WORK REQUIRED: Count the lines below that hold the string "PORT". Give only that number.

INFORMATION GIVEN:
● ● ● ●
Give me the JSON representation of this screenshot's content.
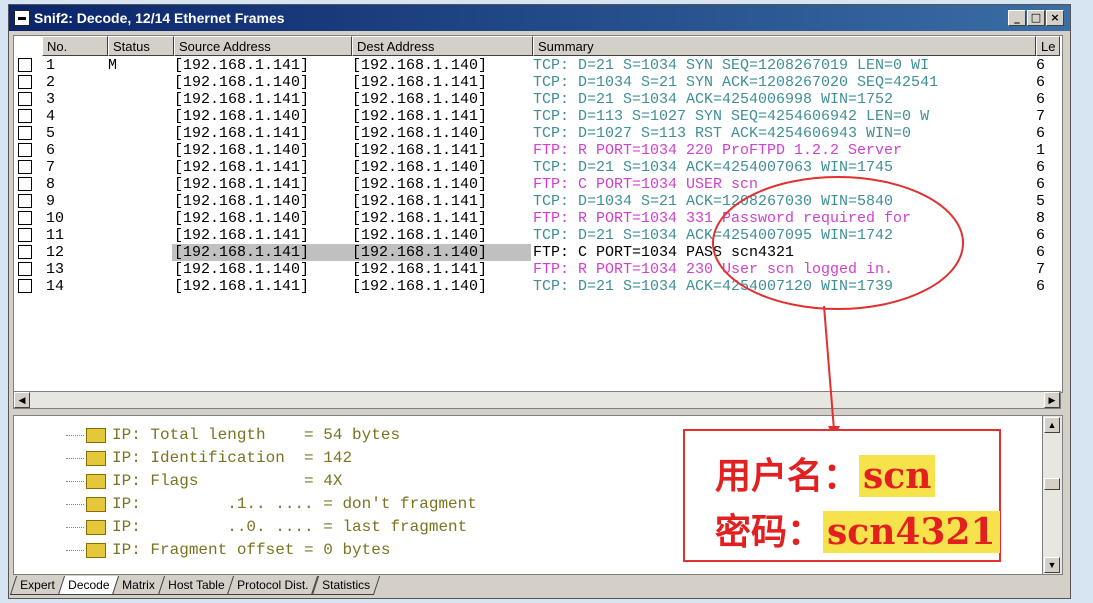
{
  "window": {
    "title": "Snif2: Decode, 12/14 Ethernet Frames",
    "controls": {
      "minimize": "_",
      "maximize": "□",
      "close": "×"
    }
  },
  "columns": [
    "No.",
    "Status",
    "Source Address",
    "Dest Address",
    "Summary",
    "Le"
  ],
  "rows": [
    {
      "no": "1",
      "status": "M",
      "src": "[192.168.1.141]",
      "dst": "[192.168.1.140]",
      "summary": "TCP: D=21 S=1034 SYN SEQ=1208267019 LEN=0 WI",
      "le": "6",
      "color": "#3f8f96"
    },
    {
      "no": "2",
      "status": "",
      "src": "[192.168.1.140]",
      "dst": "[192.168.1.141]",
      "summary": "TCP: D=1034 S=21 SYN ACK=1208267020 SEQ=42541",
      "le": "6",
      "color": "#3f8f96"
    },
    {
      "no": "3",
      "status": "",
      "src": "[192.168.1.141]",
      "dst": "[192.168.1.140]",
      "summary": "TCP: D=21 S=1034     ACK=4254006998 WIN=1752",
      "le": "6",
      "color": "#3f8f96"
    },
    {
      "no": "4",
      "status": "",
      "src": "[192.168.1.140]",
      "dst": "[192.168.1.141]",
      "summary": "TCP: D=113 S=1027 SYN SEQ=4254606942 LEN=0 W",
      "le": "7",
      "color": "#3f8f96"
    },
    {
      "no": "5",
      "status": "",
      "src": "[192.168.1.141]",
      "dst": "[192.168.1.140]",
      "summary": "TCP: D=1027 S=113 RST ACK=4254606943 WIN=0",
      "le": "6",
      "color": "#3f8f96"
    },
    {
      "no": "6",
      "status": "",
      "src": "[192.168.1.140]",
      "dst": "[192.168.1.141]",
      "summary": "FTP: R PORT=1034   220 ProFTPD 1.2.2 Server",
      "le": "1",
      "color": "#d040d0"
    },
    {
      "no": "7",
      "status": "",
      "src": "[192.168.1.141]",
      "dst": "[192.168.1.140]",
      "summary": "TCP: D=21 S=1034     ACK=4254007063 WIN=1745",
      "le": "6",
      "color": "#3f8f96"
    },
    {
      "no": "8",
      "status": "",
      "src": "[192.168.1.141]",
      "dst": "[192.168.1.140]",
      "summary": "FTP: C PORT=1034   USER scn",
      "le": "6",
      "color": "#d040d0"
    },
    {
      "no": "9",
      "status": "",
      "src": "[192.168.1.140]",
      "dst": "[192.168.1.141]",
      "summary": "TCP: D=1034 S=21     ACK=1208267030 WIN=5840",
      "le": "5",
      "color": "#3f8f96"
    },
    {
      "no": "10",
      "status": "",
      "src": "[192.168.1.140]",
      "dst": "[192.168.1.141]",
      "summary": "FTP: R PORT=1034   331 Password required for",
      "le": "8",
      "color": "#d040d0"
    },
    {
      "no": "11",
      "status": "",
      "src": "[192.168.1.141]",
      "dst": "[192.168.1.140]",
      "summary": "TCP: D=21 S=1034     ACK=4254007095 WIN=1742",
      "le": "6",
      "color": "#3f8f96"
    },
    {
      "no": "12",
      "status": "",
      "src": "[192.168.1.141]",
      "dst": "[192.168.1.140]",
      "summary": "FTP: C PORT=1034   PASS scn4321",
      "le": "6",
      "color": "#000000"
    },
    {
      "no": "13",
      "status": "",
      "src": "[192.168.1.140]",
      "dst": "[192.168.1.141]",
      "summary": "FTP: R PORT=1034   230 User scn logged in.",
      "le": "7",
      "color": "#d040d0"
    },
    {
      "no": "14",
      "status": "",
      "src": "[192.168.1.141]",
      "dst": "[192.168.1.140]",
      "summary": "TCP: D=21 S=1034     ACK=4254007120 WIN=1739",
      "le": "6",
      "color": "#3f8f96"
    }
  ],
  "selected_row": "12",
  "detail_lines": [
    "IP: Total length    = 54 bytes",
    "IP: Identification  = 142",
    "IP: Flags           = 4X",
    "IP:         .1.. .... = don't fragment",
    "IP:         ..0. .... = last fragment",
    "IP: Fragment offset = 0 bytes"
  ],
  "annotation": {
    "user_label": "用户名：",
    "user_value": "scn",
    "pass_label": "密码：",
    "pass_value": "scn4321"
  },
  "tabs": [
    "Expert",
    "Decode",
    "Matrix",
    "Host Table",
    "Protocol Dist.",
    "Statistics"
  ],
  "active_tab": "Decode",
  "colors": {
    "tcp": "#3f8f96",
    "ftp": "#d040d0",
    "annotation": "#e32020",
    "highlight": "#f6e24a"
  }
}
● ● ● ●
TASK ANSWER: 5